[Entries from a dataset of interfaces]
-- -- --

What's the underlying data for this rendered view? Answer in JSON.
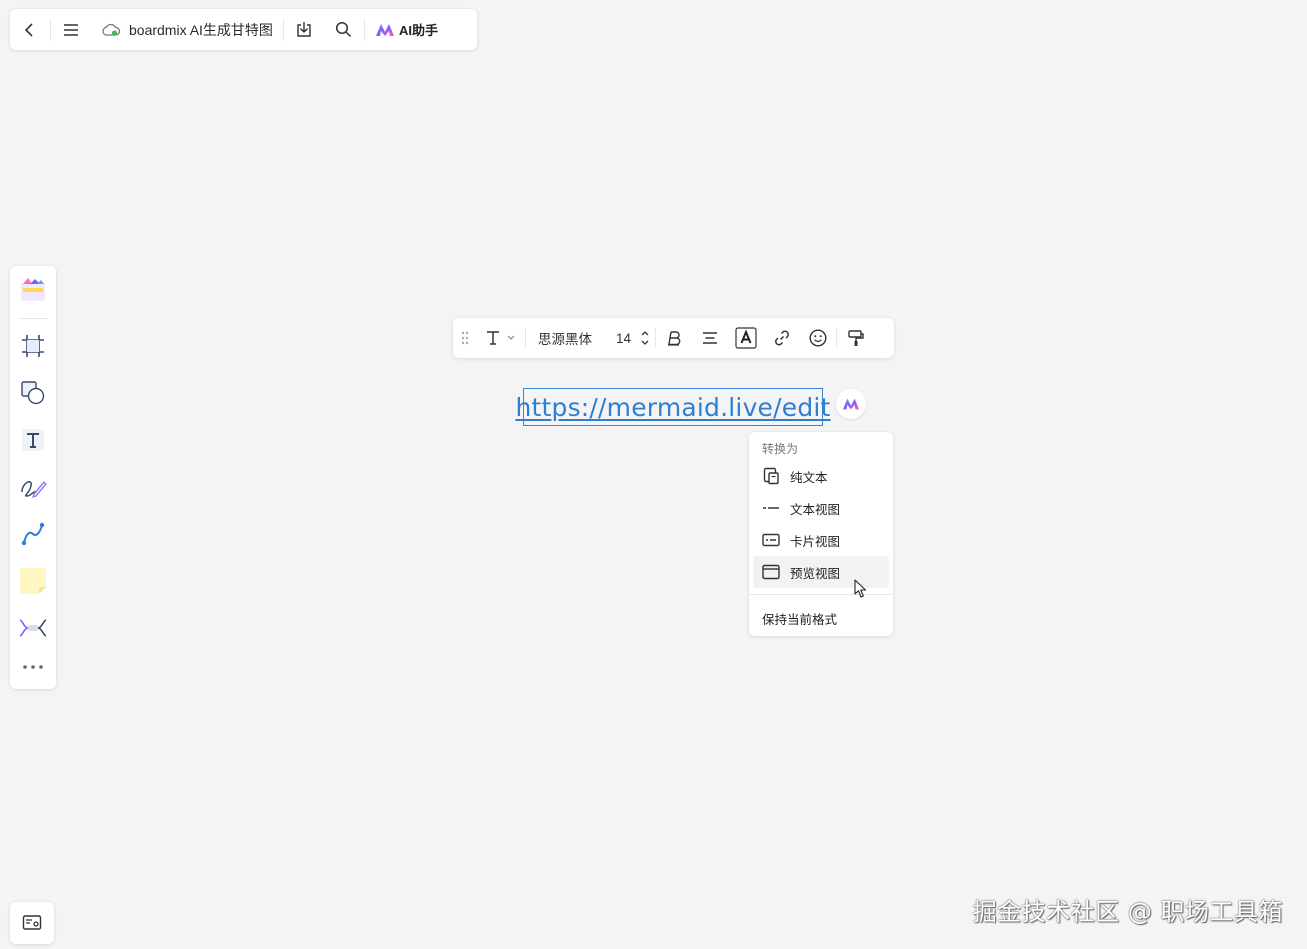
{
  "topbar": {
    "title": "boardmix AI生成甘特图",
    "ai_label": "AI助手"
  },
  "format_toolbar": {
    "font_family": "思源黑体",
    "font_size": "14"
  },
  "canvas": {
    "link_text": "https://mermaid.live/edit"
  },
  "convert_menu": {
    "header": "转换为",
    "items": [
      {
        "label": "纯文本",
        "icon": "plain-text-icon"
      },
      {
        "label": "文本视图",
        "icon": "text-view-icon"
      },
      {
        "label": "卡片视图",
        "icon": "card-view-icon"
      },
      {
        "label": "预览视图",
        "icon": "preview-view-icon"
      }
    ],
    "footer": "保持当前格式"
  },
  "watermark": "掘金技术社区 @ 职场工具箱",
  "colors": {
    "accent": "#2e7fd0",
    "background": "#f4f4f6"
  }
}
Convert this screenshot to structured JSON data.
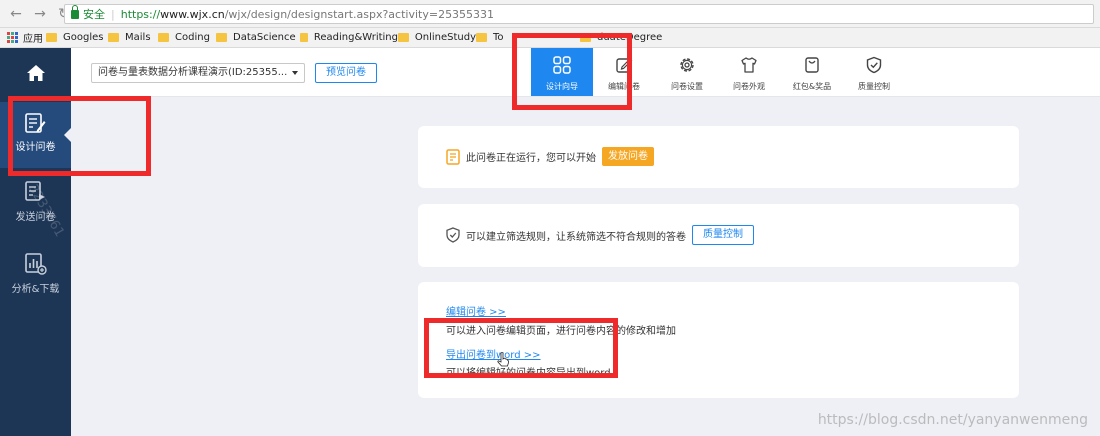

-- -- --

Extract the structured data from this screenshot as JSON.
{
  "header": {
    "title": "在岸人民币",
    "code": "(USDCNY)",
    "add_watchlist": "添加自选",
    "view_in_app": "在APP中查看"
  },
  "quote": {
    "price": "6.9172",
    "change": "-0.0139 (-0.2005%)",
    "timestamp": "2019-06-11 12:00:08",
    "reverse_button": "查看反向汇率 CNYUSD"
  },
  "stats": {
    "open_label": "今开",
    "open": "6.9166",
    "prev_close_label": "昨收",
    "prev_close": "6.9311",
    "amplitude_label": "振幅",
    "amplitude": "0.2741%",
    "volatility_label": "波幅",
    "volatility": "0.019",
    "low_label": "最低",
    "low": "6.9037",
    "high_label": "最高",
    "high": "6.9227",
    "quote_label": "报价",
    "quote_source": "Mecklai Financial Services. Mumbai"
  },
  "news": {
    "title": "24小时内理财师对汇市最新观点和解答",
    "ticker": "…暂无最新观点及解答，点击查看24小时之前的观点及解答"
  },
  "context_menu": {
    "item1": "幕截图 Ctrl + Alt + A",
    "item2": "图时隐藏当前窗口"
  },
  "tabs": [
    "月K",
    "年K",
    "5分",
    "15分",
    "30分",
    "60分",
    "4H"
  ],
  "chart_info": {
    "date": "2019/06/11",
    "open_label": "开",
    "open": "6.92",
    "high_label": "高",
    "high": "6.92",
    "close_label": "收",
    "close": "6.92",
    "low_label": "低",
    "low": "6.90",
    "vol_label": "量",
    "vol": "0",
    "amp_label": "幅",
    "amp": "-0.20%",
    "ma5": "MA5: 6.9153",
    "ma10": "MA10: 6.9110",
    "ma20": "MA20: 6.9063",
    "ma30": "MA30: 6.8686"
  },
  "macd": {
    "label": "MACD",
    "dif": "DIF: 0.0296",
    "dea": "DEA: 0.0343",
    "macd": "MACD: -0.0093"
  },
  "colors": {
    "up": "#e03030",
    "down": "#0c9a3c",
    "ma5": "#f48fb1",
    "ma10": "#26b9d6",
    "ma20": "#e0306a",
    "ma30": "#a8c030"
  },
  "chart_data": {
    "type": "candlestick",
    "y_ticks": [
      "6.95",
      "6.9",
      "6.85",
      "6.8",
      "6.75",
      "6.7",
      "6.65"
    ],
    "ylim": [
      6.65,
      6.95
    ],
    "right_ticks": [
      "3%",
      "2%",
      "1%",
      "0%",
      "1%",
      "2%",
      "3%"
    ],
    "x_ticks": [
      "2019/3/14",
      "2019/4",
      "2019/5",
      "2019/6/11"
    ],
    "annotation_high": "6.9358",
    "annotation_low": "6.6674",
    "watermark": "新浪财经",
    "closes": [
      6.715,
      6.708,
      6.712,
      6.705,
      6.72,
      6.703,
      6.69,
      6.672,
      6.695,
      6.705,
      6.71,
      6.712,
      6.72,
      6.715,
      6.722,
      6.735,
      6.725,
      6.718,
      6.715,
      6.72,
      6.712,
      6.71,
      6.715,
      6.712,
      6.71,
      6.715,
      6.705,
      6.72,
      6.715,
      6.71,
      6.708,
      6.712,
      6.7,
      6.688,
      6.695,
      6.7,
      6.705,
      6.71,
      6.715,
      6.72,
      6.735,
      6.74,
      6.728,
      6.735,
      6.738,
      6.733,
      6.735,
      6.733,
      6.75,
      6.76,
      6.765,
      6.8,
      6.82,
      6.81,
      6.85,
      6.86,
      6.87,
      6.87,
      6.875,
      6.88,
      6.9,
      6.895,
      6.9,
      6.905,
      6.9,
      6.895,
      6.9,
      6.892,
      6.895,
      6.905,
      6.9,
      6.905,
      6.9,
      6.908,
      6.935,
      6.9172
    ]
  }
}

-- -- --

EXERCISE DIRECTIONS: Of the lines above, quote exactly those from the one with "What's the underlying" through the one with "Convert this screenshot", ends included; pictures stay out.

REPLY TO THE EXERCISE:
What's the underlying data for this rendered view? Answer in JSON.
{
  "topbar": {
    "title": "boardmix AI生成甘特图",
    "ai_label": "AI助手"
  },
  "format_toolbar": {
    "font_family": "思源黑体",
    "font_size": "14"
  },
  "canvas": {
    "link_text": "https://mermaid.live/edit"
  },
  "convert_menu": {
    "header": "转换为",
    "items": [
      {
        "label": "纯文本",
        "icon": "plain-text-icon"
      },
      {
        "label": "文本视图",
        "icon": "text-view-icon"
      },
      {
        "label": "卡片视图",
        "icon": "card-view-icon"
      },
      {
        "label": "预览视图",
        "icon": "preview-view-icon"
      }
    ],
    "footer": "保持当前格式"
  },
  "watermark": "掘金技术社区 @ 职场工具箱",
  "colors": {
    "accent": "#2e7fd0",
    "background": "#f4f4f6"
  }
}
Convert this screenshot to structured JSON data.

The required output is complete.